_Try it_
In the records that follow, find each line with "structured" and pull it out.

_Data for analysis_
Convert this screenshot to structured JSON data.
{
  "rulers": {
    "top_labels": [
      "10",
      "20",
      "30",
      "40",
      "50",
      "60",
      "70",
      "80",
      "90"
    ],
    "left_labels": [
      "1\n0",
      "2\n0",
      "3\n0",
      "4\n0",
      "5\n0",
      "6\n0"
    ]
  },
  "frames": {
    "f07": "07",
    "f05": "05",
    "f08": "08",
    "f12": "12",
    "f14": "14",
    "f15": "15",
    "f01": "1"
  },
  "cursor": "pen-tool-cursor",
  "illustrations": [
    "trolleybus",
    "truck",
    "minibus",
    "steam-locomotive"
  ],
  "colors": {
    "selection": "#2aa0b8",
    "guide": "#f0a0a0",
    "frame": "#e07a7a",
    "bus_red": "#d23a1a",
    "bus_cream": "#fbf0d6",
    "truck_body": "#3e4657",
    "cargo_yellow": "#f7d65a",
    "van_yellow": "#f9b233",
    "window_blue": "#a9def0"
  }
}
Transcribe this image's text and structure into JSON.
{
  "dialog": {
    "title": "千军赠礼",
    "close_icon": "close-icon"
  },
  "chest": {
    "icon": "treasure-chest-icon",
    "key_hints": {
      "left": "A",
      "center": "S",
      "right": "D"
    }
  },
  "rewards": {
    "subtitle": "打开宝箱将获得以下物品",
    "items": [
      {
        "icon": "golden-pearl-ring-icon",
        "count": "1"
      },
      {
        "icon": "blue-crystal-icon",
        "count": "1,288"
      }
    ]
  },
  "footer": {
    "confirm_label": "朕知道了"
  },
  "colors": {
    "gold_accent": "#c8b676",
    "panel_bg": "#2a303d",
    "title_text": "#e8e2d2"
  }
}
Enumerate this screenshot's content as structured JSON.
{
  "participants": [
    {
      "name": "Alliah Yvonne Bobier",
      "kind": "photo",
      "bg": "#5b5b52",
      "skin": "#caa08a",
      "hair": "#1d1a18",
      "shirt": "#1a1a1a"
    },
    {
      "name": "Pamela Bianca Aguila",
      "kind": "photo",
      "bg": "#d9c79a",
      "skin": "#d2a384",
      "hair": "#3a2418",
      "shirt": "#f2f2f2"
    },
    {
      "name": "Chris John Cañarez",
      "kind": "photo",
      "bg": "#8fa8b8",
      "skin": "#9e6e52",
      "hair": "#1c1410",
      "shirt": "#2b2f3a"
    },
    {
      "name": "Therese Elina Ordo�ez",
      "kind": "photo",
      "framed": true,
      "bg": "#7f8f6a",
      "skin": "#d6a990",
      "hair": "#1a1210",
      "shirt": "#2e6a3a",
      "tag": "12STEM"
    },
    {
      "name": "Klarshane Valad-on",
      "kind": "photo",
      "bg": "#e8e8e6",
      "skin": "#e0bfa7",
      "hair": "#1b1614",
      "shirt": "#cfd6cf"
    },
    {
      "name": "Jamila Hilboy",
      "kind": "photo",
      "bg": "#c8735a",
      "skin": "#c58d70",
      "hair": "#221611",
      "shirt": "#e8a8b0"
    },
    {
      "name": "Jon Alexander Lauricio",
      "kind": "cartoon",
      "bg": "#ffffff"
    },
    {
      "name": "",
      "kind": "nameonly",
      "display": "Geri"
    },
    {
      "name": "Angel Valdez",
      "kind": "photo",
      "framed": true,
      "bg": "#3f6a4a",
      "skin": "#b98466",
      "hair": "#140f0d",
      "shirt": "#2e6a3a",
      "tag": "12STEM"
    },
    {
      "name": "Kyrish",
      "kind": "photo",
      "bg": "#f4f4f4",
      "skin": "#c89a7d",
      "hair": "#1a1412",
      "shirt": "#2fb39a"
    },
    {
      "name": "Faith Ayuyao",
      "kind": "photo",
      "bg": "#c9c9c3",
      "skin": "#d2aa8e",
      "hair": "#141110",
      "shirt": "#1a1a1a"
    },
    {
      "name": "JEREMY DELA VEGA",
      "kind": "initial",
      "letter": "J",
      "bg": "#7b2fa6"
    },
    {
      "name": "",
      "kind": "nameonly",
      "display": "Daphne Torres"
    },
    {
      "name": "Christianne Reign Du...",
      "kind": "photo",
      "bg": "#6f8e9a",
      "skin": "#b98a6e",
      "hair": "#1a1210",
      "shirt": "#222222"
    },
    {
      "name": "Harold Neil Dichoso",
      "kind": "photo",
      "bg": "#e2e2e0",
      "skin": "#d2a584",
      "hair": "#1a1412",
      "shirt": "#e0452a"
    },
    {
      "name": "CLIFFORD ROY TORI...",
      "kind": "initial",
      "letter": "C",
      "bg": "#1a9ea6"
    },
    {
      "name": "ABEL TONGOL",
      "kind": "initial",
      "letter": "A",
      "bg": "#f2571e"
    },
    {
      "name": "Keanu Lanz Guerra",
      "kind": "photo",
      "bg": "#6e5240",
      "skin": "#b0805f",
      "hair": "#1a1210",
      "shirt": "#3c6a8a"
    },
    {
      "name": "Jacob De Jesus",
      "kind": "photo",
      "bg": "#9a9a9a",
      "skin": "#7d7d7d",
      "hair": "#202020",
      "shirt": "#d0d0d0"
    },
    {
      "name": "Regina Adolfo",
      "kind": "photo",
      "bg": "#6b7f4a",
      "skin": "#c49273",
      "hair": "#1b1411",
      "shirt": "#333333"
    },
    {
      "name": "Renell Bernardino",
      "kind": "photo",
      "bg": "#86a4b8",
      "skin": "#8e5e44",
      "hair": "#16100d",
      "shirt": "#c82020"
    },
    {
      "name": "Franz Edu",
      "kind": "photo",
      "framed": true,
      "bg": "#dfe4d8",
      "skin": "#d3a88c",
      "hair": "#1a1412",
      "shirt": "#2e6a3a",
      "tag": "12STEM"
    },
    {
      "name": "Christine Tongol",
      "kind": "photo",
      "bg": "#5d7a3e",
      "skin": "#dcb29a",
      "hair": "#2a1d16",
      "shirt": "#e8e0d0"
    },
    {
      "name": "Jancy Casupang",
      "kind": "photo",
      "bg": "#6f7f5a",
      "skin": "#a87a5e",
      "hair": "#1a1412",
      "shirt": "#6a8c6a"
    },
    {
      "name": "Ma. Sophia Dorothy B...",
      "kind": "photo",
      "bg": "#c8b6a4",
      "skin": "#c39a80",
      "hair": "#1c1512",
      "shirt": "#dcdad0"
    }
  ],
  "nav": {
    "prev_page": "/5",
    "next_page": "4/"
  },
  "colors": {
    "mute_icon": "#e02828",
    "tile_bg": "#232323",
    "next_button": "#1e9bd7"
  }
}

_Written solution_
Convert this screenshot to structured JSON data.
Enumerate this screenshot's content as structured JSON.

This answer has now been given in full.